I need to get to the north side of Lake Pontchartrain, but I have enough sense not to get on the I-10 or on the Causeway, the twenty-four-mile bridge across Lake Pontchartrain. At a time like this, when everyone is driving across Lake Pontchartrain, the thing to do is to go around it. I take Napoleon Avenue to South Broad Street to North Broad Street to Gentilly Boulevard to Chef Menteur Highway, and then I'm on US 90, which takes me around Lake Pontchartrain and along the Mississippi Gulf Coast. I am one of the last people to see the fishing and crabbing camps and boats along Lake Pontchartrain, and the Gulf Coast homes and beach shacks and casinos before they are blown away.
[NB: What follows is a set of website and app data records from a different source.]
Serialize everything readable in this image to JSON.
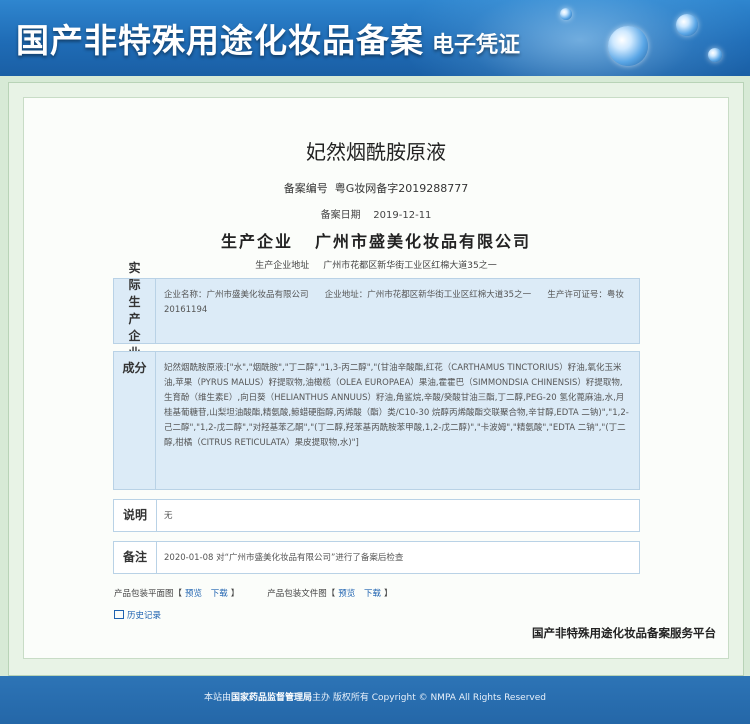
{
  "banner": {
    "title": "国产非特殊用途化妆品备案",
    "subtitle": "电子凭证"
  },
  "product": {
    "name": "妃然烟酰胺原液",
    "record_no_label": "备案编号",
    "record_no": "粤G妆网备字2019288777",
    "record_date_label": "备案日期",
    "record_date": "2019-12-11"
  },
  "producer": {
    "label": "生产企业",
    "name": "广州市盛美化妆品有限公司",
    "address_label": "生产企业地址",
    "address": "广州市花都区新华街工业区红棉大道35之一"
  },
  "sections": {
    "enterprise": {
      "label": "实际生产企业",
      "name_label": "企业名称：",
      "name": "广州市盛美化妆品有限公司",
      "address_label": "企业地址：",
      "address": "广州市花都区新华街工业区红棉大道35之一",
      "license_label": "生产许可证号：",
      "license": "粤妆20161194"
    },
    "ingredients": {
      "label": "成分",
      "text": "妃然烟酰胺原液:[\"水\",\"烟酰胺\",\"丁二醇\",\"1,3-丙二醇\",\"(甘油辛酸酯,红花（CARTHAMUS TINCTORIUS）籽油,氧化玉米油,苹果（PYRUS MALUS）籽提取物,油橄榄（OLEA EUROPAEA）果油,霍霍巴（SIMMONDSIA CHINENSIS）籽提取物,生育酚（维生素E）,向日葵（HELIANTHUS ANNUUS）籽油,角鲨烷,辛酸/癸酸甘油三酯,丁二醇,PEG-20 氢化蓖麻油,水,月桂基葡糖苷,山梨坦油酸酯,精氨酸,鲸蜡硬脂醇,丙烯酸（酯）类/C10-30 烷醇丙烯酸酯交联聚合物,辛甘醇,EDTA 二钠)\",\"1,2-己二醇\",\"1,2-戊二醇\",\"对羟基苯乙酮\",\"(丁二醇,羟苯基丙酰胺苯甲酸,1,2-戊二醇)\",\"卡波姆\",\"精氨酸\",\"EDTA 二钠\",\"(丁二醇,柑橘（CITRUS RETICULATA）果皮提取物,水)\"]"
    },
    "note": {
      "label": "说明",
      "text": "无"
    },
    "remark": {
      "label": "备注",
      "text": "2020-01-08 对“广州市盛美化妆品有限公司”进行了备案后检查"
    }
  },
  "links": {
    "package_flat_label": "产品包装平面图【",
    "package_text_label": "产品包装文件图【",
    "preview": "预览",
    "download": "下载",
    "close_bracket": "】",
    "history": "历史记录"
  },
  "platform_name": "国产非特殊用途化妆品备案服务平台",
  "footer": {
    "prefix": "本站由",
    "org": "国家药品监督管理局",
    "suffix": "主办 版权所有 Copyright © NMPA All Rights Reserved"
  }
}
At about 7 a.m., Donna Glee calls me from North Carolina on my cell phone as I'm entering Mississippi on US 90. Concerned, she asks how I am. I tell her I'm on my way to Marcella's, just entering Mississippi.
"It must be quite a challenge with the traffic," Donna Glee empathizes.
"Actually, no," I reply. "I'm avoiding the interstates. I'm on US 90, and I have the road practically to myself."
"Really?" says Donna Glee. "I'm going to call Lee and Harvey and some other folks to let them know US 90 is clear."
Donna Glee loves to collect helpful information and pass it on to people. It energizes her, and It's very helpful to other folks, too.
I know how to get out of New Orleans on the back roads and into Mississippi, but once on the Mississippi Gulf Coast, I don't know the back roads at all. So I consult my Mississippi road map. I choose a route that takes me north and east through Mississippi and Alabama, all on back roads. I enjoy my drive through the country towns, all alone on those back roads. Where is everybody? Aren't people evacuating? Are they all crowded onto the interstates and the Causeway? Why inch along on the interstates and overheat your car, to say nothing of overheating your temper, when there's a whole network of back roads?
Once I get into Alabama, I decide I can probably connect with the interstate at Tuscaloosa. I figure I'm now far enough north and east to avoid the evacuation traffic. I'm right. There's no more traffic on the intestate at Tuscaloosa and beyond, than you would expect on a normal Sunday.
I decide to stop at a Cracker Barrel near Tuscaloosa for lunch. I select one of the entrees--I forget which--and give my order.
"And which sides would you like with that?" asks the friendly server.
I had forgotten about this--at Cracker Barrel the meals come with a choice of two or three sides to be selected from a long list. I look at the list of sides and suddenly feel overwhelmed. Choosing from among all those side dishes just seems exhausting.
"A surprise," I say. "I'd like the sides to be a surprise."
Apparently, this is a surprise to the server, who isn't accustomed to people ordering surprises with their meals.
"Well, uh, do you think you'd like the peas, the carrots, and the mashed potatoes?" the server asks.
Having been told what I'll be getting, it won't be a surprise, but at least I don't have to put forth the effort of choosing.
"Yes," I say, "those sound great." And they are!
Then, back in the car, and straight on through to Chattanooga and Marcella's. I arrive at twilight--warmly welcomed by Marcella and her dogs, Sam and Lucky.
After a short visit with Marcella and a glance at the news, I am ready for bed in Marcella's extra bedroom. But first, I call my sister Maria, still in New Orleans. She's fine, she says--all prepared for the hurricane in her second-floor Mid-City apartment. Her friend Malik is with her, and the people downstairs are staying, too. Maria isn't concerned--everything will be fine.
"Well, that's not what they're saying on the news," I tell her. "You still have time to leave--I think."
"No, I'm fine," Maria insists.
That is the last thing I hear Maria say for a week. In the end, she is fine--but only after a harrowing escape from a flooded and dangerous city.
Back at Marcella's, I fall safely asleep as the first bands of wind and rain begin to batter New Orleans.